There is a very clear answer to the question of whether it’s safe to text and drive. The answer is, no, it’s not safe to use a smartphone while driving because it requires you to take your eyes off the road and the traffic obstacles that surround you. If driving blind is not enough to sway you from engaging in this dangerous behavior, it’s also against the law to text-and-drive in Texas.
Nevertheless, if you look outside your window while navigating Bellaire traffic, you will likely see an unlimited number of people violating the law while driving with their noses buried in the screens of their smartphones. You could be guilty of doing the same.
Smartphone apps to help you avoid the temptation to text-and-drive
Circumstances can make it difficult to resist the temptation to text and drive. Therefore, the key to avoiding the behavior may involve the elimination of as many temptations as possible. Fortunately, there’s an app for that. Here are three useful apps to help you reduce the chances that you’ll engage in distracted driving:
AT&T Drive Mode: This application is available for Androids and iPhones and you don’t need to be an AT&T subscriber. It silences incoming text messages and sends an automatic reply to text messages to tell them you’re driving and can’t respond. Even better, the app engages automatically as soon as it sees you’re moving.
OMW On My Way: When you’re heading to meet a friend or business partner, it’s tempting to give them a play by play of your location so they have a sense of when you’re arriving. The OMW app allows friends to follow your progress on an updating map. There’s no need to text everyone updates of where you are when they can find out for themselves by looking at this helpful app.
Lifesaver: This is a brilliant app for parents. As soon as a teenager starts moving in a vehicle, the application activates and essentially turns the cellphone into a brick until the car stops against. Once the car stops, the smartphone will again activate.
Avoid texting while driving: It could save your life

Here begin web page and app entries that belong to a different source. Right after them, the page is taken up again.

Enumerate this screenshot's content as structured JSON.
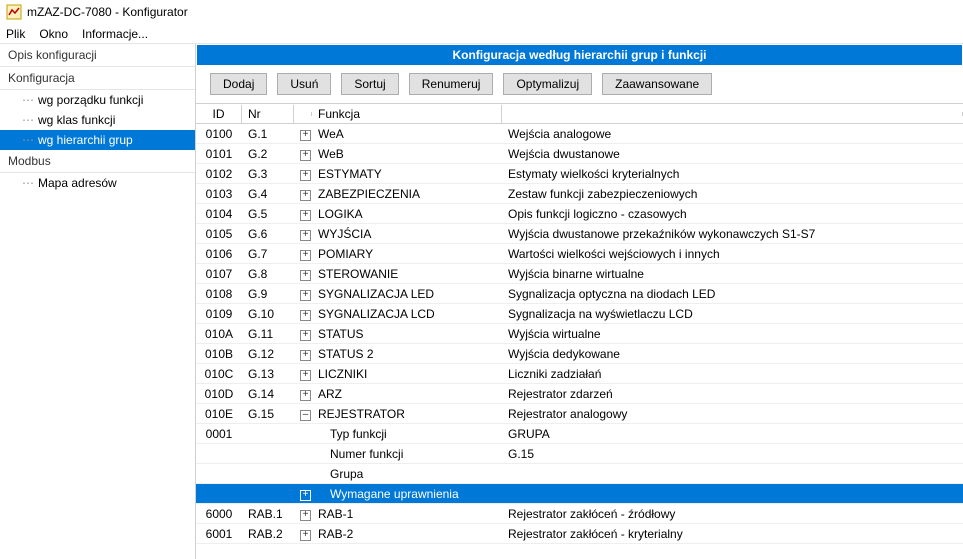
{
  "window": {
    "title": "mZAZ-DC-7080 - Konfigurator"
  },
  "menu": {
    "items": [
      "Plik",
      "Okno",
      "Informacje..."
    ]
  },
  "sidebar": {
    "groups": [
      {
        "title": "Opis konfiguracji",
        "items": []
      },
      {
        "title": "Konfiguracja",
        "items": [
          {
            "label": "wg porządku funkcji",
            "selected": false
          },
          {
            "label": "wg klas funkcji",
            "selected": false
          },
          {
            "label": "wg hierarchii grup",
            "selected": true
          }
        ]
      },
      {
        "title": "Modbus",
        "items": [
          {
            "label": "Mapa adresów",
            "selected": false
          }
        ]
      }
    ]
  },
  "content": {
    "header": "Konfiguracja według hierarchii grup i funkcji",
    "buttons": [
      "Dodaj",
      "Usuń",
      "Sortuj",
      "Renumeruj",
      "Optymalizuj",
      "Zaawansowane"
    ],
    "columns": {
      "id": "ID",
      "nr": "Nr",
      "func": "Funkcja"
    },
    "rows": [
      {
        "id": "0100",
        "nr": "G.1",
        "exp": "+",
        "func": "WeA",
        "desc": "Wejścia analogowe"
      },
      {
        "id": "0101",
        "nr": "G.2",
        "exp": "+",
        "func": "WeB",
        "desc": "Wejścia dwustanowe"
      },
      {
        "id": "0102",
        "nr": "G.3",
        "exp": "+",
        "func": "ESTYMATY",
        "desc": "Estymaty wielkości kryterialnych"
      },
      {
        "id": "0103",
        "nr": "G.4",
        "exp": "+",
        "func": "ZABEZPIECZENIA",
        "desc": "Zestaw funkcji zabezpieczeniowych"
      },
      {
        "id": "0104",
        "nr": "G.5",
        "exp": "+",
        "func": "LOGIKA",
        "desc": "Opis funkcji logiczno - czasowych"
      },
      {
        "id": "0105",
        "nr": "G.6",
        "exp": "+",
        "func": "WYJŚCIA",
        "desc": "Wyjścia dwustanowe przekaźników wykonawczych S1-S7"
      },
      {
        "id": "0106",
        "nr": "G.7",
        "exp": "+",
        "func": "POMIARY",
        "desc": "Wartości wielkości wejściowych i innych"
      },
      {
        "id": "0107",
        "nr": "G.8",
        "exp": "+",
        "func": "STEROWANIE",
        "desc": "Wyjścia binarne wirtualne"
      },
      {
        "id": "0108",
        "nr": "G.9",
        "exp": "+",
        "func": "SYGNALIZACJA LED",
        "desc": "Sygnalizacja optyczna na diodach LED"
      },
      {
        "id": "0109",
        "nr": "G.10",
        "exp": "+",
        "func": "SYGNALIZACJA LCD",
        "desc": "Sygnalizacja na wyświetlaczu LCD"
      },
      {
        "id": "010A",
        "nr": "G.11",
        "exp": "+",
        "func": "STATUS",
        "desc": "Wyjścia wirtualne"
      },
      {
        "id": "010B",
        "nr": "G.12",
        "exp": "+",
        "func": "STATUS 2",
        "desc": "Wyjścia dedykowane"
      },
      {
        "id": "010C",
        "nr": "G.13",
        "exp": "+",
        "func": "LICZNIKI",
        "desc": "Liczniki zadziałań"
      },
      {
        "id": "010D",
        "nr": "G.14",
        "exp": "+",
        "func": "ARZ",
        "desc": "Rejestrator zdarzeń"
      },
      {
        "id": "010E",
        "nr": "G.15",
        "exp": "–",
        "func": "REJESTRATOR",
        "desc": "Rejestrator analogowy"
      },
      {
        "id": "0001",
        "nr": "",
        "exp": "",
        "func": "Typ funkcji",
        "desc": "GRUPA",
        "child": true
      },
      {
        "id": "",
        "nr": "",
        "exp": "",
        "func": "Numer funkcji",
        "desc": "G.15",
        "child": true
      },
      {
        "id": "",
        "nr": "",
        "exp": "",
        "func": "Grupa",
        "desc": "",
        "child": true
      },
      {
        "id": "",
        "nr": "",
        "exp": "+",
        "func": "Wymagane uprawnienia",
        "desc": "",
        "child": true,
        "selected": true
      },
      {
        "id": "6000",
        "nr": "RAB.1",
        "exp": "+",
        "func": "RAB-1",
        "desc": "Rejestrator zakłóceń - źródłowy"
      },
      {
        "id": "6001",
        "nr": "RAB.2",
        "exp": "+",
        "func": "RAB-2",
        "desc": "Rejestrator zakłóceń - kryterialny"
      }
    ]
  }
}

As useful as the above applications are, it might be equally convenient — and even more effective — for a Texas driver to lock his or her smartphone in the glove box, turn it off, put it on airplane mode or just leave it out of reach while driving. If you or someone close to you suffered a serious car accident injury or death because a motorist was distracted by a smartphone, investigate your legal rights and options now.